What is a thread anyway? It can be a thin, fine cord of natural or synthetic fiber, created for use in textiles. But it can also be a narrow, continuous strand of something else, such as a “thread of light” or a “thread of execution,” in computer science speak. In social media, a thread begins with a thought or an idea as an initial message, continuing on through the comments that follow. At the intersection of this broad set of conceptual definitions, the essence of a “thread” is both connection and continuation.
Throughout history, women have been interconnected within the medium of textiles—weaving, sewing, embroidery, knitting, beading, spinning, dyeing fabrics and other such tasks. These actions of artistic creation have long provided an intergenerational thread among women. I recall my own mother having an interesting variety of fabrics on hand, which she used to make everything from matching dresses and nightgowns for my sister and I, to reupholstered furnishings and other home decor. We relished using the remnants to make things for our dolls and stuffed animals. When I became a mom, I continued that thread, making baby blankets, summer play clothes for my daughters, and costumes for school plays, dress-up, and Halloween. And now my grown daughters connect to our shared past through sewing, knitting, and crocheting.
I was reminded of these experiences recently upon viewing an exhibition at the Marjorie Barrick Museum of Art at UNLV. Common Threads, curated by Ashanti McGee, encompasses the idea of a continuous strand between the past and present, interweaving global diversity of cultures and peoples. This thread is not “common” in the way of being mundane or ordinary, but “common” in the way of belonging equally to, or being shared alike by two or more, or all. Discerning viewers may find these commonalities, both tangible and intangible, that remind us of these ties. The show comprises work by nine womxn artists with cultural roots reaching around the globe, bringing textile creations beyond the boundaries of utility and into the realm of conceptual art.
Among the artworks to consider, conceptual artist Yacine Tilala Fall presents the striking work Self Portrait (Jigéen, Jabar, Yaye, Ndey), 2021, a hand sewn Senegalese mask made with fabrics dyed using turmeric, lemon, and honey. Given the current pandemic, one imagines being behind this mask, peering out through lacy eye openings in place of the artist.
Interdisciplinary performance artist Adriana Chavez sews together a meandering composition of numerous made and found objects in “Finding My Light,” 2021. This large-scale artwork surely offers a thread of connection for every viewer, knitting together food packages, patterns, sewing pins and embroideries, along with leaves, flowers, seed pods, papers, plastics, yarns, and more.

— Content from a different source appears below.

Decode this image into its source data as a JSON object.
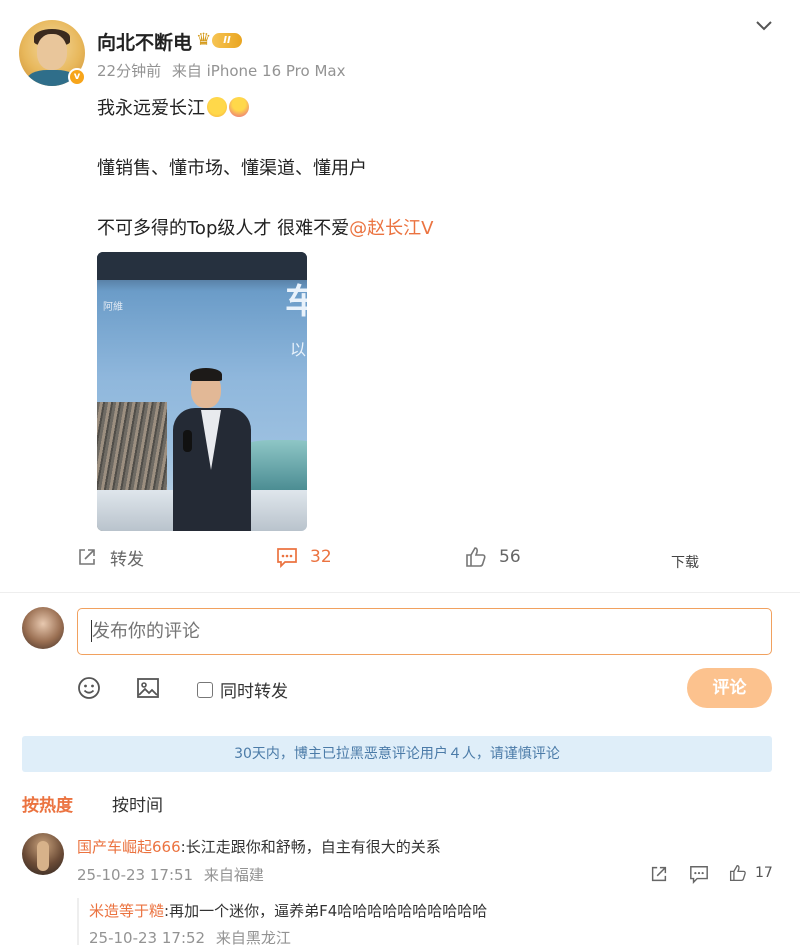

Korean American illustration artist Lyssa Park contributes intriguing compositions by stitching together paper and gold leaf as a window into her heritage in such artworks Family Tree (male) and Family Tree (female) 2020.
German-born Turkish artist Desire Moheb-Zandi uses her loom to weave Not Afraid of Love, 2021, extending beyond traditional materials and form, yet remaining firmly connected to her past. Each artist also offers a meaningful quote, casting a thread of light on their personal perspective.
The works mentioned are just a sampling of those included, along with a few thoughts brought to mind while viewing the show. Others will naturally engage from the platform of their own experiences, perhaps discovering a visual sampling of threads that weave human experience within the fabric of our shared past and present—a very welcome thought in the world today.
A Common Thread, curated by Ashanti McGee and presented by the Marjorie Barrick Museum of Art and the Las Vegas Womxn of Color Arts Festival, is on view at the Barrick through July 2. Admission is free, and reservations are strongly encouraged.
Cover image: “Family Tree (female)” by Lyssa Park, photo: Melisa Christ